Once a line is found to contain "rest", copy it out of the listing.
[MATERIAL SUPPLIED Boundary: Start]
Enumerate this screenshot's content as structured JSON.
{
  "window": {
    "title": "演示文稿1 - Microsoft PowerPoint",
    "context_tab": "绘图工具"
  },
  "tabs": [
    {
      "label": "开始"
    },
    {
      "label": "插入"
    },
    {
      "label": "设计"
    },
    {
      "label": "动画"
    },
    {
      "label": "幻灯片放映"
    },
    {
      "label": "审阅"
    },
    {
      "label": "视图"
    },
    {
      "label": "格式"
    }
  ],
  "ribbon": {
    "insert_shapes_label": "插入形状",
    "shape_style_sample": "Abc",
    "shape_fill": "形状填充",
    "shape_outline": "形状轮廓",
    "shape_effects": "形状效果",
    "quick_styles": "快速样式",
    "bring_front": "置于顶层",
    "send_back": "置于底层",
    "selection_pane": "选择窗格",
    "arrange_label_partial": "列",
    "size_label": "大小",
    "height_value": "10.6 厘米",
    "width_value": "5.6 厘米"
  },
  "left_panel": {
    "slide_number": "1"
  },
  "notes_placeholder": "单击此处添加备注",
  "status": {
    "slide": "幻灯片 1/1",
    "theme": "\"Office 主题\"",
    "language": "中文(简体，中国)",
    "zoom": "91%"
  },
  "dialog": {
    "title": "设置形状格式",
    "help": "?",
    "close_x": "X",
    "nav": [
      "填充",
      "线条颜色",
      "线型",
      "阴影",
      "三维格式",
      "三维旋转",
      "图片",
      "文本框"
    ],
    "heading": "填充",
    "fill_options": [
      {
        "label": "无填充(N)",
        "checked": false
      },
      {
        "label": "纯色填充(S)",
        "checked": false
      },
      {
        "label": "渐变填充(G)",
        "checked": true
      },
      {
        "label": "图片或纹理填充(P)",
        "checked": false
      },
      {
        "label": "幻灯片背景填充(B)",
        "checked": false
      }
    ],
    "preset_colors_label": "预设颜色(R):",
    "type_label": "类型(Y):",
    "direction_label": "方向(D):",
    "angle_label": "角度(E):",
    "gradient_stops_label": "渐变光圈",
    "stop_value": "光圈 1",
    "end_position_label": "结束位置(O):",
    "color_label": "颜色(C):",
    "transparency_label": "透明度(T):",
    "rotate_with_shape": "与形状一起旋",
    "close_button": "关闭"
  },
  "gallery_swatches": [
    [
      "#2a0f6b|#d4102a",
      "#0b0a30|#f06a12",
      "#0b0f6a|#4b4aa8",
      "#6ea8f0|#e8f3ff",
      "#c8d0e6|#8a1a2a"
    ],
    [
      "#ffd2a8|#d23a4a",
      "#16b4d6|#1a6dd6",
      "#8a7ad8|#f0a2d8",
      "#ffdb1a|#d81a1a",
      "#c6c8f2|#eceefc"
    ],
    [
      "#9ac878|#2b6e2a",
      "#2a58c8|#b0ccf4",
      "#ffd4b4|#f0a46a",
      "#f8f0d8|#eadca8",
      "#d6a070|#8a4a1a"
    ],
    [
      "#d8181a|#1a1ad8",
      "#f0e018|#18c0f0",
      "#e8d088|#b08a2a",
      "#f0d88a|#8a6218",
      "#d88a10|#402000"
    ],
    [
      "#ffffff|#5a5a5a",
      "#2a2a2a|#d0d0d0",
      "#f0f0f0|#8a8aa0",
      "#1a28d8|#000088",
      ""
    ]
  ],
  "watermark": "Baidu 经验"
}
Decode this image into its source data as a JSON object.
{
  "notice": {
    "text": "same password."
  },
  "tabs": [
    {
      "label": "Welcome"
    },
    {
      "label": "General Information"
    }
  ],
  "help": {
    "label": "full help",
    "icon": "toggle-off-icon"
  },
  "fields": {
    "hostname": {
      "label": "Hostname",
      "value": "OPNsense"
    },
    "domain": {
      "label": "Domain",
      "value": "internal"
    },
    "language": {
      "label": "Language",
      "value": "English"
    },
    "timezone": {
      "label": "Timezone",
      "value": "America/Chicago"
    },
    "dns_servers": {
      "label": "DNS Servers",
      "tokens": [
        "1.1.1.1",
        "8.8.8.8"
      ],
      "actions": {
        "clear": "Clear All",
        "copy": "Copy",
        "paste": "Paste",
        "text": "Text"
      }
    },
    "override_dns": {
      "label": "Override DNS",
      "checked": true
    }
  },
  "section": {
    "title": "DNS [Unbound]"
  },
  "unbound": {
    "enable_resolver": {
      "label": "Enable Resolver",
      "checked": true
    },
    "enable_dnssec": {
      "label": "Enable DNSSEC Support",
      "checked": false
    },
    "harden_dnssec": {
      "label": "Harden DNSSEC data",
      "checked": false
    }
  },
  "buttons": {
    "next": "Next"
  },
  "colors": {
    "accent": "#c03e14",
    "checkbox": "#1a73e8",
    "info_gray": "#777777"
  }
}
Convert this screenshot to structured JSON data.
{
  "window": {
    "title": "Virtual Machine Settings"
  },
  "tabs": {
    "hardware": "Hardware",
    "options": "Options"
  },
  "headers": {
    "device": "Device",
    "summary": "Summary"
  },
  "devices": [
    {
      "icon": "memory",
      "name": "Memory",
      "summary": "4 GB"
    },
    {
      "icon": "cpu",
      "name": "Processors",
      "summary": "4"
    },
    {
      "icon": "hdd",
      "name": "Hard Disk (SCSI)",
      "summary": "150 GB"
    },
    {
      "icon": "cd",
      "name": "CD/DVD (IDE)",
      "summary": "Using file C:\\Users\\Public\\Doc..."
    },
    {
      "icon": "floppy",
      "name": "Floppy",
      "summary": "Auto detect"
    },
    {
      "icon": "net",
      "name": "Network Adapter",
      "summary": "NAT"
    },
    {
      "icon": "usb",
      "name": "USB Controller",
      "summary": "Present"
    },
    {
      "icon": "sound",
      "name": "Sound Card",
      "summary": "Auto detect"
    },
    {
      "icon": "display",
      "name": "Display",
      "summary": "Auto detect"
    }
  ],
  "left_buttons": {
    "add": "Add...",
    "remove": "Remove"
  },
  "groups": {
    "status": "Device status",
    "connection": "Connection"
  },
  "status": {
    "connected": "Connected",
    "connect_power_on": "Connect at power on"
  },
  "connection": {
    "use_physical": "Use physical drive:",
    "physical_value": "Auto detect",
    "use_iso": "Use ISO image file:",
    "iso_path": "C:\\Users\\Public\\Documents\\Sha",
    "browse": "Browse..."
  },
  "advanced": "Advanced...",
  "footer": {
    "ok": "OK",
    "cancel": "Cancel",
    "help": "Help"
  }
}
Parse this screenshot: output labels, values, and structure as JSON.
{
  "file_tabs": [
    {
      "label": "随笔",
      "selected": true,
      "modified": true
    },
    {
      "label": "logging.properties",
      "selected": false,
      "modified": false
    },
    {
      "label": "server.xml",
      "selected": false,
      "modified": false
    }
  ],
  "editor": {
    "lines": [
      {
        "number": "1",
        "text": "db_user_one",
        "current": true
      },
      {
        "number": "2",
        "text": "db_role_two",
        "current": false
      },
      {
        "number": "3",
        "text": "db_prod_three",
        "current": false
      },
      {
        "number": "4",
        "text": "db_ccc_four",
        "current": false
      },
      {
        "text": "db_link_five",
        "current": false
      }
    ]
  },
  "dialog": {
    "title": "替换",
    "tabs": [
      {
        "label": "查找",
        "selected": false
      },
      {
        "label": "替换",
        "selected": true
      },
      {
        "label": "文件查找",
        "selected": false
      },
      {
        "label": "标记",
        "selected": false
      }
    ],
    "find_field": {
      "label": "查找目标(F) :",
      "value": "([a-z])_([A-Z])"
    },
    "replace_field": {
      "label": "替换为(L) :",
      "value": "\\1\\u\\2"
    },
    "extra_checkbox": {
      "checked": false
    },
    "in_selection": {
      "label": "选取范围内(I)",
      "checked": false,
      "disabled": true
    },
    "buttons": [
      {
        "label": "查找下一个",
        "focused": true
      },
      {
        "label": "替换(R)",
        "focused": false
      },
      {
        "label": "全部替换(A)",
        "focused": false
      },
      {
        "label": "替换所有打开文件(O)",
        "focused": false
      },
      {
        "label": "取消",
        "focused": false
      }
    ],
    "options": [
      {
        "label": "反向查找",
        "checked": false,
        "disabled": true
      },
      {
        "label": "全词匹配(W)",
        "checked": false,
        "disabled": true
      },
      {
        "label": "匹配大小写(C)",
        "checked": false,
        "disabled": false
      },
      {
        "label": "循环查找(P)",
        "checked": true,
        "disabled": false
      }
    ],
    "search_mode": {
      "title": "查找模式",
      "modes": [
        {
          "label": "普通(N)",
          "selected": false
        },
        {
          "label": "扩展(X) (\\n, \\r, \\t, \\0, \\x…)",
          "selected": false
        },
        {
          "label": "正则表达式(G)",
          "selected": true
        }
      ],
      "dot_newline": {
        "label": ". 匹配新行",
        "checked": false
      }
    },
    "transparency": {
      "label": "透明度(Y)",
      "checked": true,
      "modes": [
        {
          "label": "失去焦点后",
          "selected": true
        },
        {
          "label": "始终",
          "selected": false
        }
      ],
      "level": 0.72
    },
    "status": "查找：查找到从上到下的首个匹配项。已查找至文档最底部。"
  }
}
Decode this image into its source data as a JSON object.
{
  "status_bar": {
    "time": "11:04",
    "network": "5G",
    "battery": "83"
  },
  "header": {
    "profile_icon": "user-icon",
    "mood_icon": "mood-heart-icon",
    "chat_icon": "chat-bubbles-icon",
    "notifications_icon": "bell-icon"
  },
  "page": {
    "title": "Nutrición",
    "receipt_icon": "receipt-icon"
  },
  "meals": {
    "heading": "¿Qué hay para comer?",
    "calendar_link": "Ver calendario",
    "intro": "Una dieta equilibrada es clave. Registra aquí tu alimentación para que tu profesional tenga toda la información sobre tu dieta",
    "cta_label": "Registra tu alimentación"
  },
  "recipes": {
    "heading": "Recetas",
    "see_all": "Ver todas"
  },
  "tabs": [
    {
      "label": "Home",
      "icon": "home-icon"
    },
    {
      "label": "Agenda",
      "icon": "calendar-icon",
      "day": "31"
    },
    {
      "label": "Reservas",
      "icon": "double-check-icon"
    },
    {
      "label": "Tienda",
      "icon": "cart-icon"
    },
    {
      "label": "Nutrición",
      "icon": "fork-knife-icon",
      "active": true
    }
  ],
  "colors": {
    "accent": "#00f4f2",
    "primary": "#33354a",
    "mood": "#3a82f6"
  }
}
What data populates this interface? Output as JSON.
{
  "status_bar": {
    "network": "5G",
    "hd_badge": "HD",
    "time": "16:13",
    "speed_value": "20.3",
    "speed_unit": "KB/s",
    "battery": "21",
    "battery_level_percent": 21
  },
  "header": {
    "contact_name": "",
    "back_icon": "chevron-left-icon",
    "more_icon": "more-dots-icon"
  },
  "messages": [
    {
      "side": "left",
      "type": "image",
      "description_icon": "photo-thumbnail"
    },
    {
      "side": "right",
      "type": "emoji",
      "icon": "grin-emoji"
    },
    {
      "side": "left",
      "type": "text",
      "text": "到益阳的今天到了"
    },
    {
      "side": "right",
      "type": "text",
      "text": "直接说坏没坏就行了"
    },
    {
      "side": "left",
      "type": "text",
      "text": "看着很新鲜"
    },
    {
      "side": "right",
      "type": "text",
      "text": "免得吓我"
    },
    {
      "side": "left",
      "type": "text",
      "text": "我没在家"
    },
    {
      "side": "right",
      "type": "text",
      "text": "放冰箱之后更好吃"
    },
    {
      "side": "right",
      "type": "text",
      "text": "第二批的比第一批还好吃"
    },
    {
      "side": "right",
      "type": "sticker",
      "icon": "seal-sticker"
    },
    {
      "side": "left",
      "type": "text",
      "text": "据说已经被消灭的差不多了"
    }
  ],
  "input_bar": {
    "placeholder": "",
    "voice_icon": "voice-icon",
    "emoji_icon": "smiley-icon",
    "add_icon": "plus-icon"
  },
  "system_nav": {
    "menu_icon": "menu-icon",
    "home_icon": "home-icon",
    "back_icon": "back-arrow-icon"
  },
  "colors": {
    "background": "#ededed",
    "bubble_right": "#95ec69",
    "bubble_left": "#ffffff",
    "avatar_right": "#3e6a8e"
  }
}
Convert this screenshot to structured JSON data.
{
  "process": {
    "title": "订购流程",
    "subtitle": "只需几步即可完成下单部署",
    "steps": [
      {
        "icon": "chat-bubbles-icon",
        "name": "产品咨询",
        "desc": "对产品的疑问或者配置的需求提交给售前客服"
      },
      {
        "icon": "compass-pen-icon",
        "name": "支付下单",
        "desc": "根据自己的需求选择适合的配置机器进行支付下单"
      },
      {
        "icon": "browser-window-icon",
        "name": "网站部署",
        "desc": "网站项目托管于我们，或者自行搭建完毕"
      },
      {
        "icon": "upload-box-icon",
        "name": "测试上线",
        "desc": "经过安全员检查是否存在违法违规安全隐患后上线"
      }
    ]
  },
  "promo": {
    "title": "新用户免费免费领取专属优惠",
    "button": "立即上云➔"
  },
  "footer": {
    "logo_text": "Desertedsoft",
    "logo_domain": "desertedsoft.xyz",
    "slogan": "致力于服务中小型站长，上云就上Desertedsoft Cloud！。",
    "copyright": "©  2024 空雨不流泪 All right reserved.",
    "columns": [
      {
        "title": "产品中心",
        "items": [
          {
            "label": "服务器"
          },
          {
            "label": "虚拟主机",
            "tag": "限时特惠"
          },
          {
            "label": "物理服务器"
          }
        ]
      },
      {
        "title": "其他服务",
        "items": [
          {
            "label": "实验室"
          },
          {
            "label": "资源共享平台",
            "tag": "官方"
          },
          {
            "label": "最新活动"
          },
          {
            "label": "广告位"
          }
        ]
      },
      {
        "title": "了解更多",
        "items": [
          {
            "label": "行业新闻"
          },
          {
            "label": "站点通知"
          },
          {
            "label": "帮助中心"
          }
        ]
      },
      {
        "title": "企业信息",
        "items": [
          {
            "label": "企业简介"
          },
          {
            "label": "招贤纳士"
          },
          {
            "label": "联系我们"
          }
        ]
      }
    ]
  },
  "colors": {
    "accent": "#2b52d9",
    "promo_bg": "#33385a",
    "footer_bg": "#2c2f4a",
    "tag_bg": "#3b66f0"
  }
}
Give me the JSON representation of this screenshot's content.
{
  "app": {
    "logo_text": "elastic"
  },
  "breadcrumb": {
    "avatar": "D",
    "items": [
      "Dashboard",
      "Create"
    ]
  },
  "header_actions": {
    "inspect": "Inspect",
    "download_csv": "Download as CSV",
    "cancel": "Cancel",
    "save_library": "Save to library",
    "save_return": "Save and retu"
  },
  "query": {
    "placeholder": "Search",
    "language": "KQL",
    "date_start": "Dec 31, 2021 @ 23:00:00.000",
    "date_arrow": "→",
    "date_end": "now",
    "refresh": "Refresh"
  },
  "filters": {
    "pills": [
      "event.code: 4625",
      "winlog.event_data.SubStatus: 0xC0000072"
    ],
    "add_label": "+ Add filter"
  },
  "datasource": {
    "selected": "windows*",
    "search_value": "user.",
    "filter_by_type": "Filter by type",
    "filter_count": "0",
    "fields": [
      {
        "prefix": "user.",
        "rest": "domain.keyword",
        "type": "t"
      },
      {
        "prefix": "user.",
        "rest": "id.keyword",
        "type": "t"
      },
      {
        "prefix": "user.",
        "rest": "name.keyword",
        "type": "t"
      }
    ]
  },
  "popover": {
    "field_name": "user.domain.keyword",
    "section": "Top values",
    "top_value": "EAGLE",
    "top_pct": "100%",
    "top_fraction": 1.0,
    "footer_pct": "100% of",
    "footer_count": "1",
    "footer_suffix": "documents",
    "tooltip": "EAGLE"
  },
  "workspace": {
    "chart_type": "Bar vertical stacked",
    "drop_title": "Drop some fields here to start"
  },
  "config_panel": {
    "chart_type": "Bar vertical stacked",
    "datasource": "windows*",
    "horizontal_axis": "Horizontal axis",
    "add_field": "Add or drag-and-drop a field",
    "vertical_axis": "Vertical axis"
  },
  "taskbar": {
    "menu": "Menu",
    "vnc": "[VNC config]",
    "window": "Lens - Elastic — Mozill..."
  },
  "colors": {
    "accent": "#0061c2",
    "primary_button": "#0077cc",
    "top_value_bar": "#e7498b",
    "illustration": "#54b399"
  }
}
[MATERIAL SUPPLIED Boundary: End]
= RESPONSE =
        "rest": "domain.keyword",
        "rest": "id.keyword",
        "rest": "name.keyword",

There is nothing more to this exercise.